### What you should do
Please repeat the records exactly, keeping the pictures out.

==== Data for this task ====

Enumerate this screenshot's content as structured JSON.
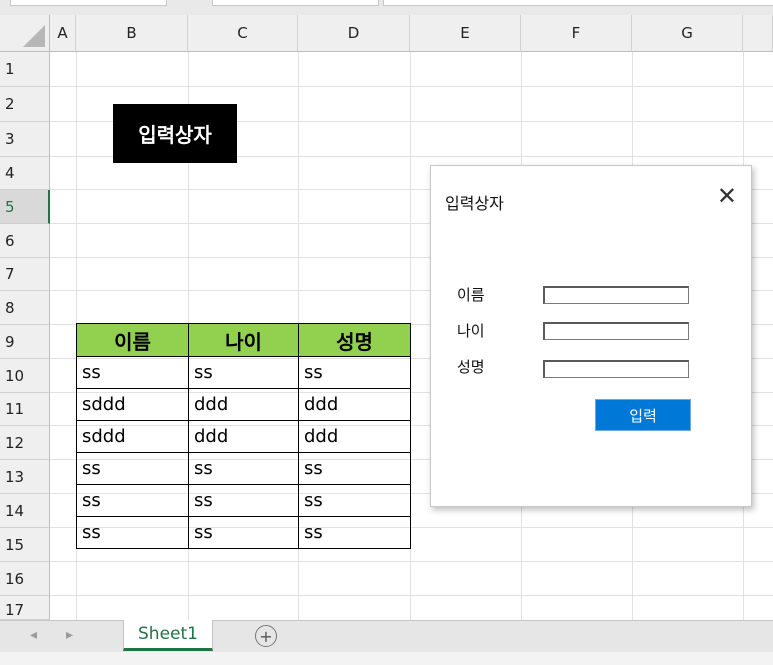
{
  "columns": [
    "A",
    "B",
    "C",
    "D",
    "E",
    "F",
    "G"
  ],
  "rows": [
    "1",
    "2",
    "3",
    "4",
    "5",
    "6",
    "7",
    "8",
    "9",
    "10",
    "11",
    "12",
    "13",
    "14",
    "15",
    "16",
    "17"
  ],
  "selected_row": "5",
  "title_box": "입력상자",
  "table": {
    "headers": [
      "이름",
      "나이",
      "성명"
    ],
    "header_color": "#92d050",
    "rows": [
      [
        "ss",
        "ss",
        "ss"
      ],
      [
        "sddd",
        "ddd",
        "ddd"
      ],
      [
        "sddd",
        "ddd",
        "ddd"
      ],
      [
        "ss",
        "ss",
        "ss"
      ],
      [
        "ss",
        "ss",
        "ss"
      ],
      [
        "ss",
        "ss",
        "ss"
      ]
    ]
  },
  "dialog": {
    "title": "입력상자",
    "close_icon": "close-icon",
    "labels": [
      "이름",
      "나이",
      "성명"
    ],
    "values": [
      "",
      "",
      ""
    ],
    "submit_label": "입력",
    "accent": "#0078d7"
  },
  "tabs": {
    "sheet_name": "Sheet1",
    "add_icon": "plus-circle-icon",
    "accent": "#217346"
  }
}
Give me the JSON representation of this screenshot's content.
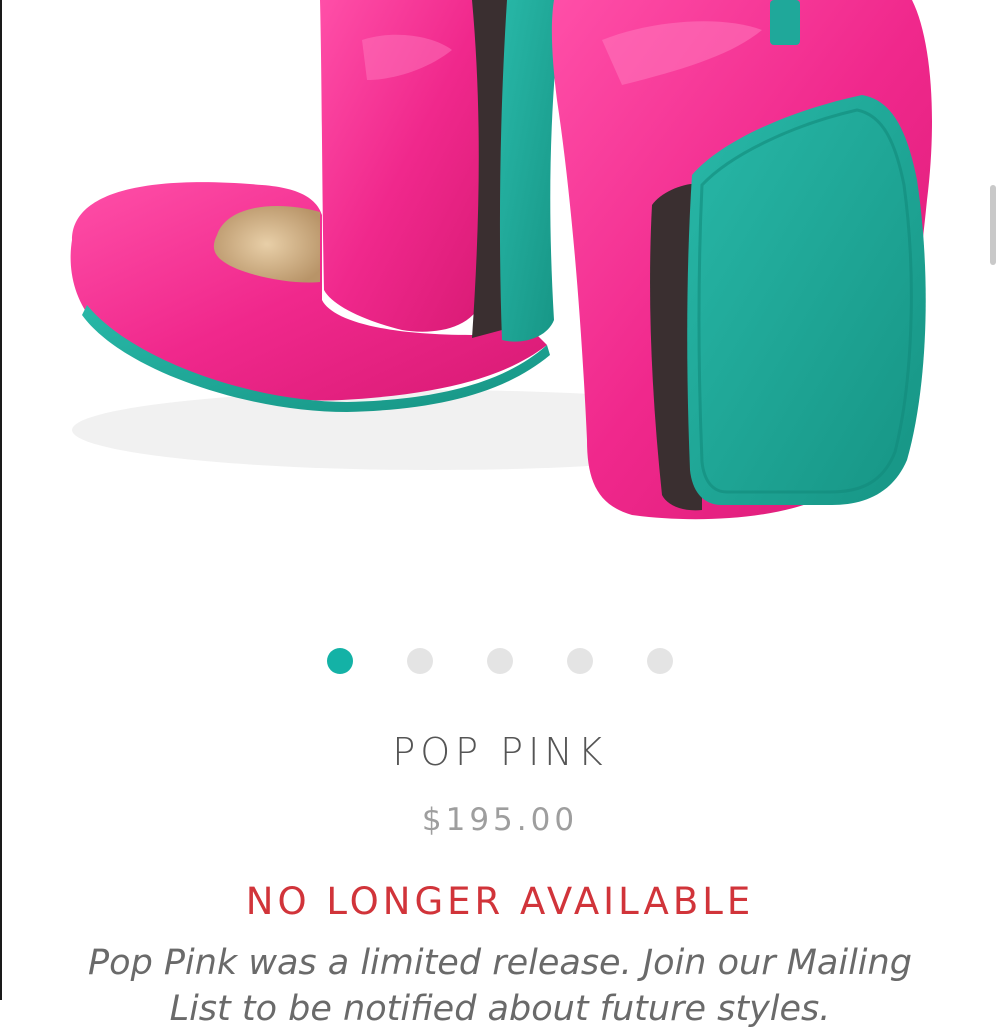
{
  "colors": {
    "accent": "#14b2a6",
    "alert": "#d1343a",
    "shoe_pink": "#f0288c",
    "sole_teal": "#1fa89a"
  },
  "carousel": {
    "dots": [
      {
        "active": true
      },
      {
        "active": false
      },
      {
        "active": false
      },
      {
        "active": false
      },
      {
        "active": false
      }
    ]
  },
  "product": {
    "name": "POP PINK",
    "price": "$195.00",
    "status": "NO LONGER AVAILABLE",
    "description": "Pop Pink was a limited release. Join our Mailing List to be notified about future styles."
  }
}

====

### Result of this exercise
Enumerate this screenshot's content as structured JSON.
{
  "columns": [
    "A",
    "B",
    "C",
    "D",
    "E",
    "F",
    "G"
  ],
  "rows": [
    "1",
    "2",
    "3",
    "4",
    "5",
    "6",
    "7",
    "8",
    "9",
    "10",
    "11",
    "12",
    "13",
    "14",
    "15",
    "16",
    "17"
  ],
  "selected_row": "5",
  "title_box": "입력상자",
  "table": {
    "headers": [
      "이름",
      "나이",
      "성명"
    ],
    "header_color": "#92d050",
    "rows": [
      [
        "ss",
        "ss",
        "ss"
      ],
      [
        "sddd",
        "ddd",
        "ddd"
      ],
      [
        "sddd",
        "ddd",
        "ddd"
      ],
      [
        "ss",
        "ss",
        "ss"
      ],
      [
        "ss",
        "ss",
        "ss"
      ],
      [
        "ss",
        "ss",
        "ss"
      ]
    ]
  },
  "dialog": {
    "title": "입력상자",
    "close_icon": "close-icon",
    "labels": [
      "이름",
      "나이",
      "성명"
    ],
    "values": [
      "",
      "",
      ""
    ],
    "submit_label": "입력",
    "accent": "#0078d7"
  },
  "tabs": {
    "sheet_name": "Sheet1",
    "add_icon": "plus-circle-icon",
    "accent": "#217346"
  }
}
Give me the JSON representation of this screenshot's content.
{
  "colors": {
    "accent": "#14b2a6",
    "alert": "#d1343a",
    "shoe_pink": "#f0288c",
    "sole_teal": "#1fa89a"
  },
  "carousel": {
    "dots": [
      {
        "active": true
      },
      {
        "active": false
      },
      {
        "active": false
      },
      {
        "active": false
      },
      {
        "active": false
      }
    ]
  },
  "product": {
    "name": "POP PINK",
    "price": "$195.00",
    "status": "NO LONGER AVAILABLE",
    "description": "Pop Pink was a limited release. Join our Mailing List to be notified about future styles."
  }
}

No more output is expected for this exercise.